If Shortland Street was an Orwellian reality show in which the characters were just living their lives rather than acting, there would never be a need to stop broadcasting over the Christmas break to give the actors respite from their jobs. The show would simply go on with the characters living their lives under the gaze of the camera throughout the jolly season.
But even though the lines between characters and actors do become obscured over the lifespan of a soap opera, those involved in the production are simply employees who do need a break – even if it’s only because labour laws require it.
This obviously poses a problem for broadcasters, who rely on the continued intrigue (some may say addiction) of a loyal fan base to keep viewership numbers up.
So, in an effort to maintain viewers’ curiosity levels while Shortland Street is on hiatus, TVNZ has devised an interactive crime mystery that will give fans a daily fix until the show returns on 13 January.
The campaign is based on the premise that one of the characters died during the 11 December finale. Since the identity of the deceased is still unknown, TVNZ aims to keep fans interested by posting one revealing clue every day until the premiere of the 2014 season.
“The campaign features a mixture of audio, video and written clues that are designed to result in sharp, brief engagement for fans,” says TV2 marketing manager Chris Hooper.
The entire project has been designed by TVNZ’s in-house production company Blacksand, and Hooper credits the creativity in each clue to the broadcaster’s new senior media digital producer Amie Mills.
“Amie has only been onboard for two months, and she has just been working tirelessly to ensure that the clues are unique and interesting,” he says.
The first clue, which features a faux 111 call, was launched immediately after the finale and this was followed by fabricated news stories, text messages between characters and a video based on the original promo.

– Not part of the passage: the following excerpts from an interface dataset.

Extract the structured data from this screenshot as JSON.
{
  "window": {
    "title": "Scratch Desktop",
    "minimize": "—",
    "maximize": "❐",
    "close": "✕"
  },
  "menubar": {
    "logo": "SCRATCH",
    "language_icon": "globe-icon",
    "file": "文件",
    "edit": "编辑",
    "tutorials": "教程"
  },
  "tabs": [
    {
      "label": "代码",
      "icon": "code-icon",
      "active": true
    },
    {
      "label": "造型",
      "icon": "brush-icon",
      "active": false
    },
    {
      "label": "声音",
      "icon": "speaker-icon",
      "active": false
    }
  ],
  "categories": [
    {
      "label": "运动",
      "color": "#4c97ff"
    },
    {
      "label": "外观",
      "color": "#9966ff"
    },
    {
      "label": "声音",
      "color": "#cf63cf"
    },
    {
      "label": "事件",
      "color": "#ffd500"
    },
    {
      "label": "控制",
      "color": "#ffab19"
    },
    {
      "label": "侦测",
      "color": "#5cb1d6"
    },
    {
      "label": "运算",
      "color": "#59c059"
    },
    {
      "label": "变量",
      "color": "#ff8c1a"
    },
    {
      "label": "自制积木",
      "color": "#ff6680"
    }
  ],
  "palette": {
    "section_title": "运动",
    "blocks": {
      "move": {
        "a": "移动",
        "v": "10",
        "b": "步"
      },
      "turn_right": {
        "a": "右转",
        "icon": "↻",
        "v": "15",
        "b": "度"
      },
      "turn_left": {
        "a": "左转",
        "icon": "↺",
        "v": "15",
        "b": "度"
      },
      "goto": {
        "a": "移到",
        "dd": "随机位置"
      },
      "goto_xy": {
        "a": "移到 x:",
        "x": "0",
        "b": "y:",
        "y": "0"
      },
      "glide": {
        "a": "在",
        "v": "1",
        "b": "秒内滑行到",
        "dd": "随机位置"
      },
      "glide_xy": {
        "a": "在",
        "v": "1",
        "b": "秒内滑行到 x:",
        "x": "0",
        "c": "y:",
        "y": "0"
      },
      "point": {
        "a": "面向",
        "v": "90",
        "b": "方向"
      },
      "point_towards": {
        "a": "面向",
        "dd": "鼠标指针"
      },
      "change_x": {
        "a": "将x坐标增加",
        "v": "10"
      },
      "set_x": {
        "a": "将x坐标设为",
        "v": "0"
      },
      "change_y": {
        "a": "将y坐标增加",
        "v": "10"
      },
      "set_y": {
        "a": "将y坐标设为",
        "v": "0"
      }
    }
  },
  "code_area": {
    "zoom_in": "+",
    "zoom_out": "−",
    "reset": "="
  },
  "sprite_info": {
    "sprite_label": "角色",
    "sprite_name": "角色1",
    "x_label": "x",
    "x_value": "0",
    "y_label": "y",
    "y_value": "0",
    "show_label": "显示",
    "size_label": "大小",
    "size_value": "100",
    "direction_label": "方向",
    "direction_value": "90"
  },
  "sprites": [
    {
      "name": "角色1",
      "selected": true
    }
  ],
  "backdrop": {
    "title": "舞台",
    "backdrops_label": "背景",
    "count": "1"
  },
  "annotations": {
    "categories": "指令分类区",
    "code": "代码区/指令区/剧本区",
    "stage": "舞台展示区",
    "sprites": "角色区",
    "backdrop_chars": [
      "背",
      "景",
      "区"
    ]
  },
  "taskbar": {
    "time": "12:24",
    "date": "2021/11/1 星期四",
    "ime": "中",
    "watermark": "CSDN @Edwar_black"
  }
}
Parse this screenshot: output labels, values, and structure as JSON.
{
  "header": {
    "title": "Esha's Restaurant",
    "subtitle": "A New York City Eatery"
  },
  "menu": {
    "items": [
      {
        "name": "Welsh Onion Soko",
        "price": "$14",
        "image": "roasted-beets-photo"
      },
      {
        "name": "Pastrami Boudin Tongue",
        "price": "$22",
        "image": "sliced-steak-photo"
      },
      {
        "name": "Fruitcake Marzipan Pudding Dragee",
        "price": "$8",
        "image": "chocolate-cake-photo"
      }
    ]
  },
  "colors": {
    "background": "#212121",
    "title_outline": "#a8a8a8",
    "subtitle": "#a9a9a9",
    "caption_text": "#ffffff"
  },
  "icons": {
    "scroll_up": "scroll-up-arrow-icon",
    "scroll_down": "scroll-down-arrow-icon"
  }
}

“The third clue is based on a recut version of the promo video and it features subtle changes that hint at the identity of the person in the coffin. [TV2 creative director] Greg Hughes headed the creative for the video and [Blacksand campaign director] Drew Pollock directed it, and they have both really done a fantastic job of pulling together Shortland Street promotional content throughout the year,” he says. .
According to Hooper, early statistics seem to indicate that this is the best response TVNZ has had to an online media campaign in his six years with the broadcaster.
“In the past we’ve had several social media based campaigns. There was the summer fling campaign that gave fans a chance to have a fake summer romance with a character. We also had a serial killer whodunit, which allowed fans to voice their opinion on who they thought the killer was. Then there was the ‘guilty secrets’ website, where visitors could anonymously post some of their personal secrets. But none of these were as successful as this one.”
“Since it was launched, we’ve had 249,000 video views, 238,000 photo views, just under two million unpaid impressions on Facebook from the clue posts, and 36,000 likes, shares and comments.”
This added interaction builds onto the high number of fans that tuned in to watch the finale. Hooper says that the season closer had a 15.7 rating, and a 58 percent share of those aged 18 to 49, which amounts to an average audience of about 299,600 people. In addition to this, the final episode has also tallied over 100,000 on-demand streams since it aired.
Despite these impressive results, the campaign hasn’t enjoyed smooth sailing all the way through. Right before it was released, it came to the attention of the creators that someone had purchased the domain name that was initially intended to host the campaign. The prankster who made the sneaky purchase then dedicated the web space to a video of a singing man who engages in excessive pointing and laughing.
“It was an unfortunate oversight, which was a case of human error. But luckily, it hasn’t done any harm. We actually also had a laugh at the creative use of the domain,” says Hooper.
But an anonymous domain-stealing troll isn’t the only one who has been having a laugh at the new campaign. Jono and Ben also created a parody, which featured Guy Williams as the anonymous victim in the coffin.
At the end of the parody, Jono and Ben cover their ears when Guy Williams reveals who he thinks died in the final episode. While this tongue-in-cheek scene pokes fun at the fans’ fascination with the show, it also goes to the crux of the intrigue that underpins the never-ending narrative of a soap opera.
And Hooper says that those who can’t handle the torturous wait until the first episode of the new season to find out the truth should definitely continue checking out the website.
“If you follow the clues through, there’s a definite reward at the end. You’ll be able to eliminate several of the characters, and you’ll have a decent idea of who it is,” he says.
Creative and Production
Executive Creative Director: Jens Hertzum
Creative Director: Greg Hughes
Director/Editor: Drew Pollock
Campaign Producer: Morag Lavich
Producer: Lindsay Gough
DOP: Drew McGeorge
Post Production: Guy Brinsdon
Digital Producer: Amie Mills
TV2 Marketing Manager: Chris Hooper
TV2 Brand Manager: Gary Mulholland